Lincoln and Congress
In Lincoln and Congress, William C. Harris reveals that the relationship between the president and Congress, though sometimes contentious, was cooperative rather than adversarial. During his time as president, Abraham Lincoln embodied his personal conviction that the nation’s executive should not interfere with the work of the legislature, and though often critical of him privately, in public congressional leaders compromised with and assisted the president to unite the North and minimize opposition to the war. Despite the turbulence of the era and the consequent tensions within the government, the executive and legislative branches showed restraint in their dealings with each other.
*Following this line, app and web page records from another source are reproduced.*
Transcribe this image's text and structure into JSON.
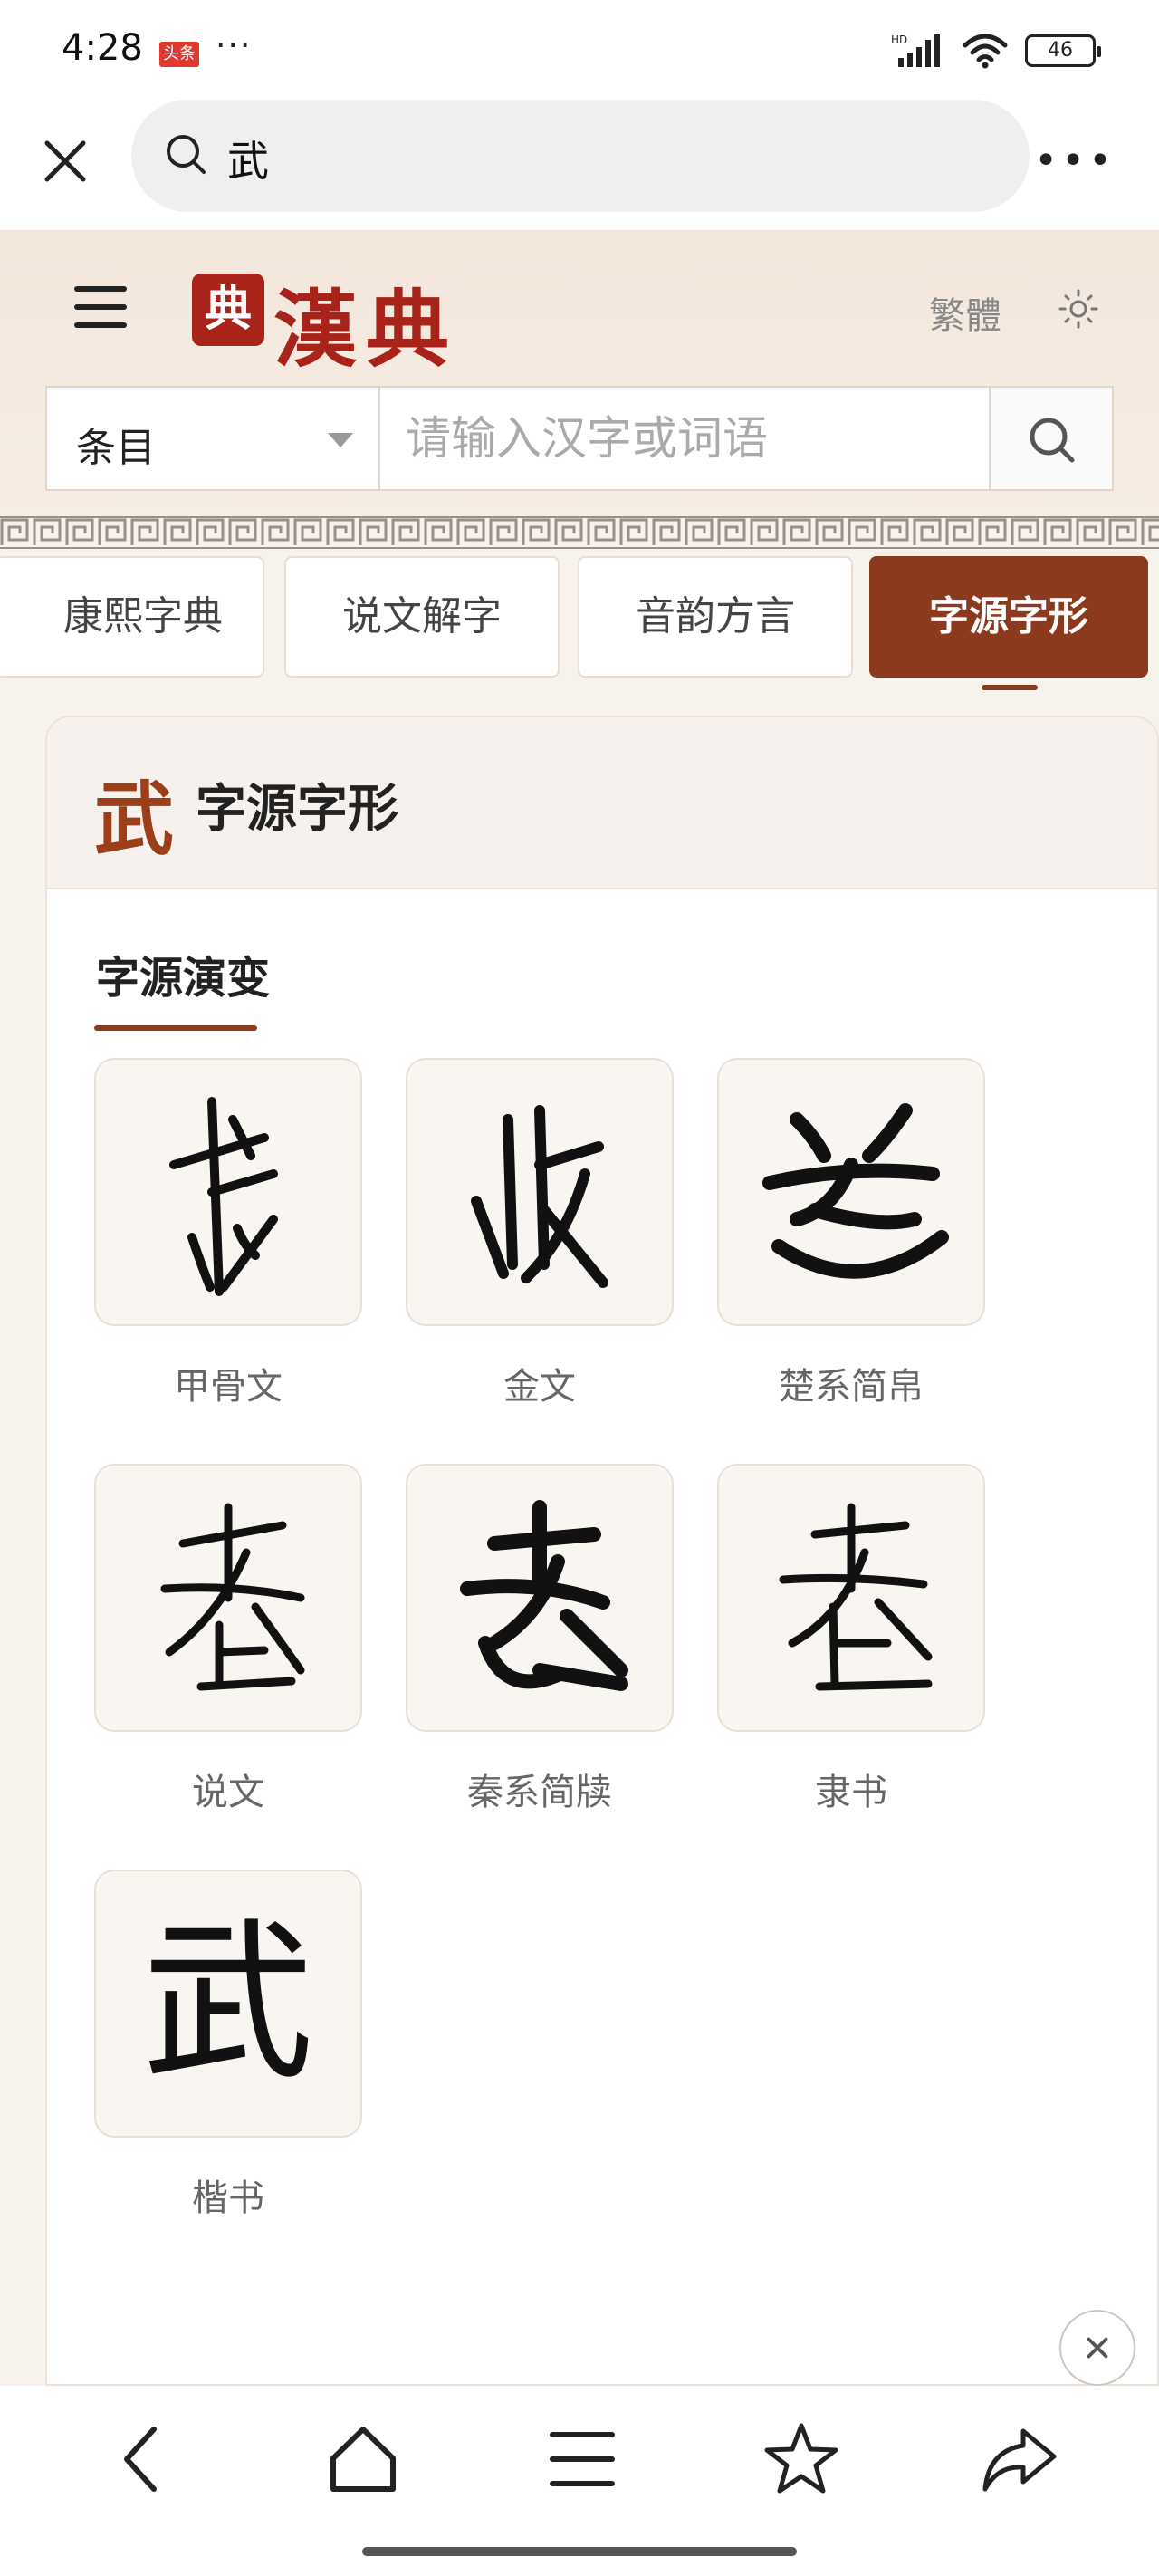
{
  "status_bar": {
    "time": "4:28",
    "app_badge": "头条",
    "more": "···",
    "network": "HD",
    "battery": "46"
  },
  "browser": {
    "query": "武"
  },
  "site": {
    "seal_char": "典",
    "logo_text": "漢典",
    "traditional_toggle": "繁體",
    "search": {
      "select_value": "条目",
      "placeholder": "请输入汉字或词语"
    }
  },
  "tabs": [
    {
      "label": "康熙字典",
      "active": false
    },
    {
      "label": "说文解字",
      "active": false
    },
    {
      "label": "音韵方言",
      "active": false
    },
    {
      "label": "字源字形",
      "active": true
    }
  ],
  "card": {
    "char": "武",
    "title": "字源字形",
    "section_title": "字源演变",
    "glyphs": [
      {
        "label": "甲骨文"
      },
      {
        "label": "金文"
      },
      {
        "label": "楚系简帛"
      },
      {
        "label": "说文"
      },
      {
        "label": "秦系简牍"
      },
      {
        "label": "隶书"
      },
      {
        "label": "楷书",
        "char": "武"
      }
    ]
  },
  "colors": {
    "accent": "#8c3a1d",
    "logo_red": "#a8241b"
  }
}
In fact, except in his official messages to Congress, Lincoln rarely lobbied for congressional action, and he vetoed only one important measure during his tenure as president. Many congressmen from Lincoln’s own party, although publicly supportive, doubted his leadership and sought a larger role for Congress in setting war policies. Though they controlled Congress, Republican legislators frequently differed among themselves in shaping legislation and in their reactions to events as well as in their relationships both with each other and with the president. Harris draws intriguing sketches of nineteenth-century congressional leaders and shows that, contrary to what historians have traditionally concluded, radical Republicans such as Representative Thaddeus Stevens and Senator Charles Sumner did not dominate their party or Congress. Harris includes the minority party’s role, showing that Northern Democrats and conservative Unionists of the border states generally opposed Republican policies but worked with them on support for the troops and on nonwar issues like the Pacific Railroad Bill.Lincoln and Congress sheds new light on the influence of members of Congress and their relationship with Lincoln on divisive issues such as military affairs, finance, slavery, constitutional rights, reconstruction, and Northern political developments. Enjoyable both for casual Civil War readers and professional historians, this book provides an engaging narrative that helps readers redefine and understand the political partnership that helped the Union survive.